◆ TASK PROMPT ◆
Every line with the string "Ready" in it belongs in your answer, so copy them all from the data.

(Excerpts from an interface dataset)
*****
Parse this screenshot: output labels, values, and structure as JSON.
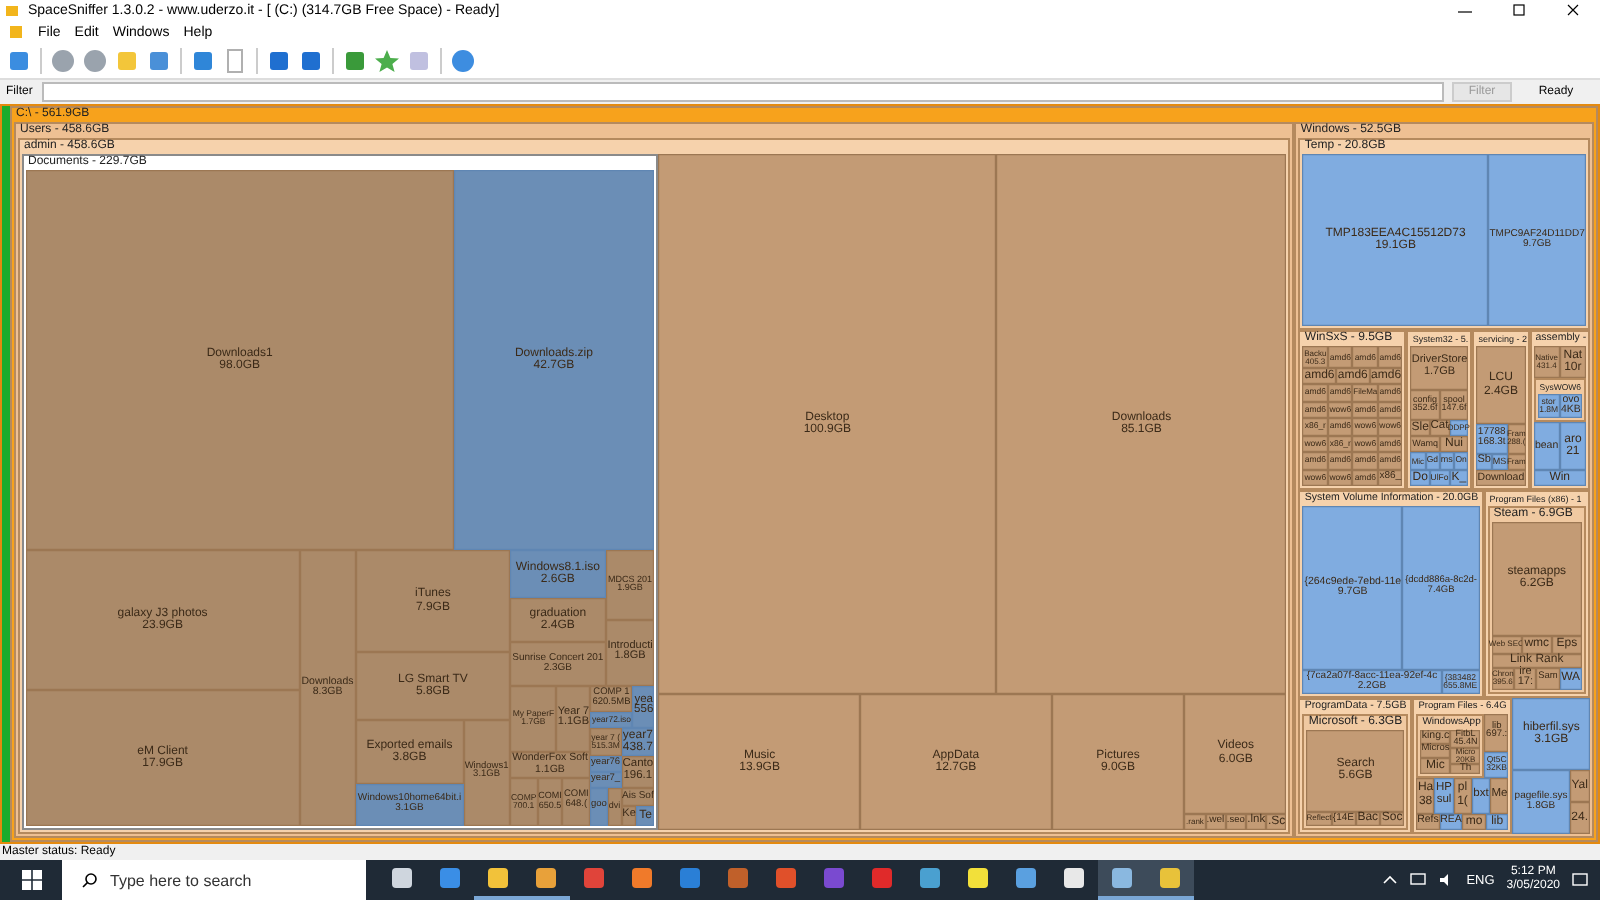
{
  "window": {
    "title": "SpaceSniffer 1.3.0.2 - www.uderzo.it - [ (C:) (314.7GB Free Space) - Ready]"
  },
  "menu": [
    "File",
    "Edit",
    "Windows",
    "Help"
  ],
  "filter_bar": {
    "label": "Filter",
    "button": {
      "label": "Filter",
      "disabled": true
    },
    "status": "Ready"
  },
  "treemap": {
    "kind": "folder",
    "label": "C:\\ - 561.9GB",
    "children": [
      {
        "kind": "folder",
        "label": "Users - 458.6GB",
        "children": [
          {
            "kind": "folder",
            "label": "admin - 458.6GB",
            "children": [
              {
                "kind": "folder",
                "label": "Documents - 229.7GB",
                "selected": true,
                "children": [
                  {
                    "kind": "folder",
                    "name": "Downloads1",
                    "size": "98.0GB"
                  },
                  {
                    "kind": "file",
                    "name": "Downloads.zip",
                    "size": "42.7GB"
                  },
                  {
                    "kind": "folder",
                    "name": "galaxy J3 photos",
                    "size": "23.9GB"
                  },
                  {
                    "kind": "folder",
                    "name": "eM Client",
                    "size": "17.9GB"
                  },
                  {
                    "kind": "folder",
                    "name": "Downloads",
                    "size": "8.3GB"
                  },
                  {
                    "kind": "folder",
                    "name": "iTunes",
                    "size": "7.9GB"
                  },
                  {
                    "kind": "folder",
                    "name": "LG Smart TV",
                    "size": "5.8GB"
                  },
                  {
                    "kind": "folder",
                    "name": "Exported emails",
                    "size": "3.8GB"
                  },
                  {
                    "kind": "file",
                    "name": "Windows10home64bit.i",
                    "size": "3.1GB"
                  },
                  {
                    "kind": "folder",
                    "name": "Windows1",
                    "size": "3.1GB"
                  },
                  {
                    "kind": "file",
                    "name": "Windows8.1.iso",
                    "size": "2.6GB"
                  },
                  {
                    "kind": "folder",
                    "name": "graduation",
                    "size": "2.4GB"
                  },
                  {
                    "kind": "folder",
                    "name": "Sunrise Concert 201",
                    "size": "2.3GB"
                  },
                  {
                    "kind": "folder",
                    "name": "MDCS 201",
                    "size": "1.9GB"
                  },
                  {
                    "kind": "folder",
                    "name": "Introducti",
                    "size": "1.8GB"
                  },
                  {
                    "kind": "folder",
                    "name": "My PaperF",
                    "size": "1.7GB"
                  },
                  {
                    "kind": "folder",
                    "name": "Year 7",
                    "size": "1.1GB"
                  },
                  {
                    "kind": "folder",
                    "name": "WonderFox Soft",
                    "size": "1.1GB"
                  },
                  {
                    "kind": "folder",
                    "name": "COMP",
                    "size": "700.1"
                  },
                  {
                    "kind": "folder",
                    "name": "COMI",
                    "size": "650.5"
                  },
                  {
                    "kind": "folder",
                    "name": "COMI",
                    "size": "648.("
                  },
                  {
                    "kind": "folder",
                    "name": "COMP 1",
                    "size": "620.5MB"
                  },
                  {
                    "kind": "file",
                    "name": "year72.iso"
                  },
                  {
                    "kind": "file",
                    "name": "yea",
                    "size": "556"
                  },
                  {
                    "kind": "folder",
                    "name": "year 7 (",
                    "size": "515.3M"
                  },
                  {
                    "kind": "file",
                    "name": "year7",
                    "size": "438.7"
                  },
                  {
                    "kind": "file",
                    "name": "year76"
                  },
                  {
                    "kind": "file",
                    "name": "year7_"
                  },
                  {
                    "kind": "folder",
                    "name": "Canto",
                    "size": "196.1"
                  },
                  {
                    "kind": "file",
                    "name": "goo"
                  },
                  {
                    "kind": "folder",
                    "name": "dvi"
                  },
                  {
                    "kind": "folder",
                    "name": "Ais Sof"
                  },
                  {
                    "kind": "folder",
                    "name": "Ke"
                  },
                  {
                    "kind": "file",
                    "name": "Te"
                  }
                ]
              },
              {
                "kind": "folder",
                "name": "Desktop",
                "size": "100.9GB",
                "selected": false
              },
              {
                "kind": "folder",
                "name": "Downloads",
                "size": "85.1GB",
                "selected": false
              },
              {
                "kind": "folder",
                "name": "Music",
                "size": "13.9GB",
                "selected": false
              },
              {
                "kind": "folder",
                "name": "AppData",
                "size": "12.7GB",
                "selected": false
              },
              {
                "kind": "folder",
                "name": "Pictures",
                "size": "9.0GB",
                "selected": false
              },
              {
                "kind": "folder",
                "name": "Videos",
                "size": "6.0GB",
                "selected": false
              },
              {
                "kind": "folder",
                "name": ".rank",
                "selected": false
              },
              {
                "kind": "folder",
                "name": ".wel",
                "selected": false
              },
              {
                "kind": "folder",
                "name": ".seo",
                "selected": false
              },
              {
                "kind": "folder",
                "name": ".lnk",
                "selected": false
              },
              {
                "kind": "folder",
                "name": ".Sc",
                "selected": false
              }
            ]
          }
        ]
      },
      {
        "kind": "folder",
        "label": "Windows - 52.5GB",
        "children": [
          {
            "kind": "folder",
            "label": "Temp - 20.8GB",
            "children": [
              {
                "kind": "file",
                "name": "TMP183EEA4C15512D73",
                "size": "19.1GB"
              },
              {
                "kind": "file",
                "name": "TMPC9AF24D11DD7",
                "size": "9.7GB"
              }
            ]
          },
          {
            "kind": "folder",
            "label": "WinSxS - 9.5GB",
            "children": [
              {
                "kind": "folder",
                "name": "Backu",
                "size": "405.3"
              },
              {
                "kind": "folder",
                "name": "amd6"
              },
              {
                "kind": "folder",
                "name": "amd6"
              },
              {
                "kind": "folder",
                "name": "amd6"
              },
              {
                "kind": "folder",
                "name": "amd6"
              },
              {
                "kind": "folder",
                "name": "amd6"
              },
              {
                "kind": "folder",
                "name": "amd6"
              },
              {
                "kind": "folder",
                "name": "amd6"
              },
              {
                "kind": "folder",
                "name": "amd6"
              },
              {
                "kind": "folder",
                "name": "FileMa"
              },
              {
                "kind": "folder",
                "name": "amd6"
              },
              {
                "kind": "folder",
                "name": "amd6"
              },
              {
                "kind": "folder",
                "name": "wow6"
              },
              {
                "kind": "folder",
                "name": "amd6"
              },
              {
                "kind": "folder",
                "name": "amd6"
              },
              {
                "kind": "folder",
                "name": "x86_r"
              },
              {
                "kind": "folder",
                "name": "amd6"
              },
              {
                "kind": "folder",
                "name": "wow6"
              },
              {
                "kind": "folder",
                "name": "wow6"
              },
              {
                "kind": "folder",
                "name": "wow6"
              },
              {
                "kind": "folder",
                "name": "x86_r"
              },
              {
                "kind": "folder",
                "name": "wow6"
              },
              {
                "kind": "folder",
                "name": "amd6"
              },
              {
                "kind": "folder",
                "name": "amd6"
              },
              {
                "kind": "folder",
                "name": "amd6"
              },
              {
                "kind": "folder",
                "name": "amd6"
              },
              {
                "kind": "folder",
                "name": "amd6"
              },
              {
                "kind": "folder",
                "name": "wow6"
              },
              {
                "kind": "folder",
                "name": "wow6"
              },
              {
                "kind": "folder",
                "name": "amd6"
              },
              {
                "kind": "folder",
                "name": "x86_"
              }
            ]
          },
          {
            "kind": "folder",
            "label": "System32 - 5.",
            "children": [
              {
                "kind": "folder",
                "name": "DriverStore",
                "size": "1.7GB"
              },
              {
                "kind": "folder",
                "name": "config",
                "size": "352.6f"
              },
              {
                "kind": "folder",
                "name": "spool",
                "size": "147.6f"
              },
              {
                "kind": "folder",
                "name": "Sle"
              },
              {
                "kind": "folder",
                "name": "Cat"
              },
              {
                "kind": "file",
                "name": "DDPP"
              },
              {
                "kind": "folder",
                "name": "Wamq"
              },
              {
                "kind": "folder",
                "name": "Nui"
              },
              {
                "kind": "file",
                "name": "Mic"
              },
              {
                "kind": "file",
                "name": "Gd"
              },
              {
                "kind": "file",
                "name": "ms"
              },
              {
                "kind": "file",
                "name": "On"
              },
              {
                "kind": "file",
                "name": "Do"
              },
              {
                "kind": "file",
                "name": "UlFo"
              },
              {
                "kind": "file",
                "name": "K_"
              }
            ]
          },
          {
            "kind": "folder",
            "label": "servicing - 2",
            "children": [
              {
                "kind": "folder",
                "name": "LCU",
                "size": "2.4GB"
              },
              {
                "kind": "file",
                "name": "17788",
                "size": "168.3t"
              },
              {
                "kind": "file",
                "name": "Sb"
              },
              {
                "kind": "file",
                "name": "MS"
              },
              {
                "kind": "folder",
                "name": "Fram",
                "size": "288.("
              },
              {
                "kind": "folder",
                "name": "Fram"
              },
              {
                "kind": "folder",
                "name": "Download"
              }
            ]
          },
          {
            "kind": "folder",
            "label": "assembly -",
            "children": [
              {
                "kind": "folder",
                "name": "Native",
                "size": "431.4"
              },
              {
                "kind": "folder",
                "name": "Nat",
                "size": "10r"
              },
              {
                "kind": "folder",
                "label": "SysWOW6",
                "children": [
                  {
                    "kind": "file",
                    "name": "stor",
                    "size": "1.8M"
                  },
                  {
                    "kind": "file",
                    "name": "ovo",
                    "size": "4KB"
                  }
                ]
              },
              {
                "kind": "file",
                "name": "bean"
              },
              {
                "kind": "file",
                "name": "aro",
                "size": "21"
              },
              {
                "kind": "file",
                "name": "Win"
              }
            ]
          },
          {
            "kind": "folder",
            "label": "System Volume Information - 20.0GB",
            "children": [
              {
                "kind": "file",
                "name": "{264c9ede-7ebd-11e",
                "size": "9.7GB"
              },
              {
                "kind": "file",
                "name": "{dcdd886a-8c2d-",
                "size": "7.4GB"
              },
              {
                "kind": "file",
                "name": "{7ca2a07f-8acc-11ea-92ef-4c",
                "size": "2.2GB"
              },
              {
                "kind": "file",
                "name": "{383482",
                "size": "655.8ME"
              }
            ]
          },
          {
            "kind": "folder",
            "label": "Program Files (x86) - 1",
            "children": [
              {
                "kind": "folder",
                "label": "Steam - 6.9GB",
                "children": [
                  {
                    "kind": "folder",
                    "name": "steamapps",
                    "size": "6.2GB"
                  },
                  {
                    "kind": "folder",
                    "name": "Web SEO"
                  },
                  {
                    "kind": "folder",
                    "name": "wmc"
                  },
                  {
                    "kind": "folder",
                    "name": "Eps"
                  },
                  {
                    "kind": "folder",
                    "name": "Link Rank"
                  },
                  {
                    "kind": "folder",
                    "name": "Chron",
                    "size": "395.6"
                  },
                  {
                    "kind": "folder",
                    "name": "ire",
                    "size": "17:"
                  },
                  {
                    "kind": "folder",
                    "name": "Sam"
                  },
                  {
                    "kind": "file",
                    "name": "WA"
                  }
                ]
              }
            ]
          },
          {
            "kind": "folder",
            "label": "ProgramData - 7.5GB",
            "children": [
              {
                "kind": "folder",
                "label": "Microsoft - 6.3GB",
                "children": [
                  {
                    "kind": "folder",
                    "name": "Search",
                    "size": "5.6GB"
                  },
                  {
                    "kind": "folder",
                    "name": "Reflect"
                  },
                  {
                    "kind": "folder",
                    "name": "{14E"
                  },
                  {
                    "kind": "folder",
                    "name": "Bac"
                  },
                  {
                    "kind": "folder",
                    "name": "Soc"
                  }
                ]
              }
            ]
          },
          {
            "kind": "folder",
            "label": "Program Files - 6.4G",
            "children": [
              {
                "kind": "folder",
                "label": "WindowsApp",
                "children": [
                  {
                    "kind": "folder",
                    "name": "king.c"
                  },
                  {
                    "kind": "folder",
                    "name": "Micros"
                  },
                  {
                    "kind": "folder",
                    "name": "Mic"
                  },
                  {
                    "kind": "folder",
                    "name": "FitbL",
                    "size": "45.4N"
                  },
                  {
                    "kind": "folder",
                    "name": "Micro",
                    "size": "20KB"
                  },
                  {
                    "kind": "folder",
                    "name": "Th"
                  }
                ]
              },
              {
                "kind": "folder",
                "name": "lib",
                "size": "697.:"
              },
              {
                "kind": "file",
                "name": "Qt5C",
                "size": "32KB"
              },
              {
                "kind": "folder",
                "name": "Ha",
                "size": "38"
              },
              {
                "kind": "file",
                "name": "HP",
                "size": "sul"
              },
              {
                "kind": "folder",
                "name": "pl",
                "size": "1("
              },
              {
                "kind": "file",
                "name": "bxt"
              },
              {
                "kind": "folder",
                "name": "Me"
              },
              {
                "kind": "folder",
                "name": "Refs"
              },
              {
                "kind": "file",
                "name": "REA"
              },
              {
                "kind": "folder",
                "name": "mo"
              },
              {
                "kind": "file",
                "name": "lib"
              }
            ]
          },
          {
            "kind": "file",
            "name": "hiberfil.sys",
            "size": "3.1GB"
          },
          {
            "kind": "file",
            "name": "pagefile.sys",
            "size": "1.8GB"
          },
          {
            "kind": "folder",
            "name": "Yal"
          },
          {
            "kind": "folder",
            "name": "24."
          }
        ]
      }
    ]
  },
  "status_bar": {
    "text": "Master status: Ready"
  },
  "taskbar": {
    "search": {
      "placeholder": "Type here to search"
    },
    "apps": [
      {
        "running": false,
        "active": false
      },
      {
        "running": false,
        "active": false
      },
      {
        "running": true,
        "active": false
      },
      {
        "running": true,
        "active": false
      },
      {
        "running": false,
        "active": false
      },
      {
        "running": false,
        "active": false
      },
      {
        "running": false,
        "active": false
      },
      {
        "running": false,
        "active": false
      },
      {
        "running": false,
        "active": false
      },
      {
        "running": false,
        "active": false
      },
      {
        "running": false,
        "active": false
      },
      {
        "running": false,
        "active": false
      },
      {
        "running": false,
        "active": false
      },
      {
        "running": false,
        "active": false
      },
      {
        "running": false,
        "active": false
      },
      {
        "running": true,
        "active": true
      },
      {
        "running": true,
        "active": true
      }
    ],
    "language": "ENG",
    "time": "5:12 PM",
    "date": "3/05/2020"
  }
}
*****
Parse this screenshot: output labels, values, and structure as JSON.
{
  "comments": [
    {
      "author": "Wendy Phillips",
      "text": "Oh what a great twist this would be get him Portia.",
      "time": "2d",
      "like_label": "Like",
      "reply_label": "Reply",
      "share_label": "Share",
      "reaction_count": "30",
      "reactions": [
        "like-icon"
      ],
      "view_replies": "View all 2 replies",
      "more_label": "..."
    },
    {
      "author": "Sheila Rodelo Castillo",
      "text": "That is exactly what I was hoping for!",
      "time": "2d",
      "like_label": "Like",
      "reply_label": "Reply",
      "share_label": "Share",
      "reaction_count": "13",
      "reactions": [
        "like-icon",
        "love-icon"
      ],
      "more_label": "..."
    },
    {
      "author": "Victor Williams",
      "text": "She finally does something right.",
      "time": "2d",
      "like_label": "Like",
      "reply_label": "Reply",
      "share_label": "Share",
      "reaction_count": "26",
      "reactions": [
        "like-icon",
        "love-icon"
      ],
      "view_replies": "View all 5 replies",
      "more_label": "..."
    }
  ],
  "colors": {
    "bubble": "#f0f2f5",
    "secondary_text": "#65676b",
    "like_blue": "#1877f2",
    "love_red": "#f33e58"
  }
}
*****
◆ ANSWER ◆
    "title": "SpaceSniffer 1.3.0.2 - www.uderzo.it - [ (C:) (314.7GB Free Space) - Ready]"
    "status": "Ready"
    "text": "Master status: Ready"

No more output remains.